Examples: Printer stopped printing, laptop not working, or the entire network is down.

A service request is simply when someone reaches out for assistance or information about something they require. It’s similar to requesting a service, such as having your password reset or gaining access to a computer program. These requests are typically not urgent matters and are managed in a standard manner to ensure they are addressed promptly and effectively.

Priority: Service requests are assigned one priority level, which is P5.

Examples: Granting access to a printer, requesting an additional printer, new hire setup, access termination, or install a new application.

How is my incident priority is being determined?


This refers to how much a particular issue or problem affects the business or its operations. It’s about understanding the consequences of the issue. For example, if a critical system like the patient management software is down, it has a high impact because it directly affects the ability to provide services to patients. On the other hand, if a printer is malfunctioning in the break room, it might have a lower impact because it doesn’t directly affect critical operations.. Elements to measure impact:

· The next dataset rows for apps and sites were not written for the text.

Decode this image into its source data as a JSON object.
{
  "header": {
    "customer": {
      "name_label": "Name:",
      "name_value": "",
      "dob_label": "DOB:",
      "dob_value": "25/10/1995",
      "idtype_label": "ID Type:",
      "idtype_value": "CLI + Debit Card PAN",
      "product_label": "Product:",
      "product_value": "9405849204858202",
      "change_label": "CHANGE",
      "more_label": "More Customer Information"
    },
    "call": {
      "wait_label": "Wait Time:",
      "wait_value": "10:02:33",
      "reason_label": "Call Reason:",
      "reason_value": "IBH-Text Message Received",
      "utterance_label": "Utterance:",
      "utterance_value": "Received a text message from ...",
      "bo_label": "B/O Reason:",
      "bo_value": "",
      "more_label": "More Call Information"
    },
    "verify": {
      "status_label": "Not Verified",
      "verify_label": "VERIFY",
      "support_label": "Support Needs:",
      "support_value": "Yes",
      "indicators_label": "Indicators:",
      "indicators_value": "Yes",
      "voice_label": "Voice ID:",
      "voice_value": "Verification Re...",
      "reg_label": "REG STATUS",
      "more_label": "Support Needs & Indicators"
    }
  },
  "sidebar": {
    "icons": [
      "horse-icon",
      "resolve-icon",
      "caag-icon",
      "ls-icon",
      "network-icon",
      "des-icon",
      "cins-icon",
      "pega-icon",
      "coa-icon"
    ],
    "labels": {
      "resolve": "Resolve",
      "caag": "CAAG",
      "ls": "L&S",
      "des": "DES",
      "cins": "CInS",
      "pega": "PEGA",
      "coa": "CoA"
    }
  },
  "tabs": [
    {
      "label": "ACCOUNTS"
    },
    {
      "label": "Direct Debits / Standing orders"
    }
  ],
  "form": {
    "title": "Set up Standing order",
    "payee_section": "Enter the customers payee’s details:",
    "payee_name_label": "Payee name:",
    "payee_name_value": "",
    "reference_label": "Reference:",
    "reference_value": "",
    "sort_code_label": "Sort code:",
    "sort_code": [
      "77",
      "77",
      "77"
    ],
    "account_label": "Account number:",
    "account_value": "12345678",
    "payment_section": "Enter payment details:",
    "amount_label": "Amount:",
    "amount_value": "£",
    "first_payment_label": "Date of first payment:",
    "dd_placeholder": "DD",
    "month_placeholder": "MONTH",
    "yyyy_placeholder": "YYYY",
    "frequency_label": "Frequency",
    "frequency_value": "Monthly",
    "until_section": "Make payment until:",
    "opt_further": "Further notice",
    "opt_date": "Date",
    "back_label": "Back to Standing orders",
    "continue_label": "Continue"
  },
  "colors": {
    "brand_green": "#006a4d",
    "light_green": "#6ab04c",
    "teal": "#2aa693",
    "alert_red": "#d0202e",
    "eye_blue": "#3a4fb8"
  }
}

  • – Number of customers/users affected
  • – Amount of lost revenue or incurred costs
  • – Number of IT systems/services involved

High – Issue impacting core business function in multiple locations or multiple critical applications in a single location. Significant financial loss. Impacting all staff. Impact to all patients. Significant reputational impact.

Example 1: Open Dental Middle Tier Server is down impacting 3 Clinics on Open Dental.

Example 2: Network Switch in a clinic is down causing PMS, internet, and Phone outage.

Medium – Issue impacting a single critical application causing a work slowdown for a few people but typically doesn’t involve a full outage. Significant financial loss.

Example 1: Accounting software is not working.

Example 2: PMS is down.

Low – Issue is impacting a user with a single non-critical app or hardware. This is typically something that is more of an annoyance than a work stoppage.

Example: A single user is unable to print.


This is about how quickly a particular issue needs to be resolved. It’s related to time sensitivity. For example, if there’s a security breach in the network, it’s urgent because it needs immediate attention to prevent further damage. However, if there’s a minor software glitch that’s not affecting anyone’s work, it might not be as urgent. The three levels of urgency are:

High – The damage caused by the Incident increases rapidly. Work that cannot be completed by staff is highly time sensitive. No workaround is available.

Medium – The damage caused by the Incident increases considerably over time. Workaround is available but not sustainable.

Low – The damage caused by the Incident only marginally increases over time. Work that cannot be completed by staff is not time sensitive. Workaround is available.

Priority Grid

Now, when you combine impact and urgency, you get a clearer picture of which IT issues should be addressed first. Correlating impact and urgency can be easily done in a simple matrix, and it can help determine service levels and track performance measures when treating incidents.

So, when should I expect to have my ticket resolved?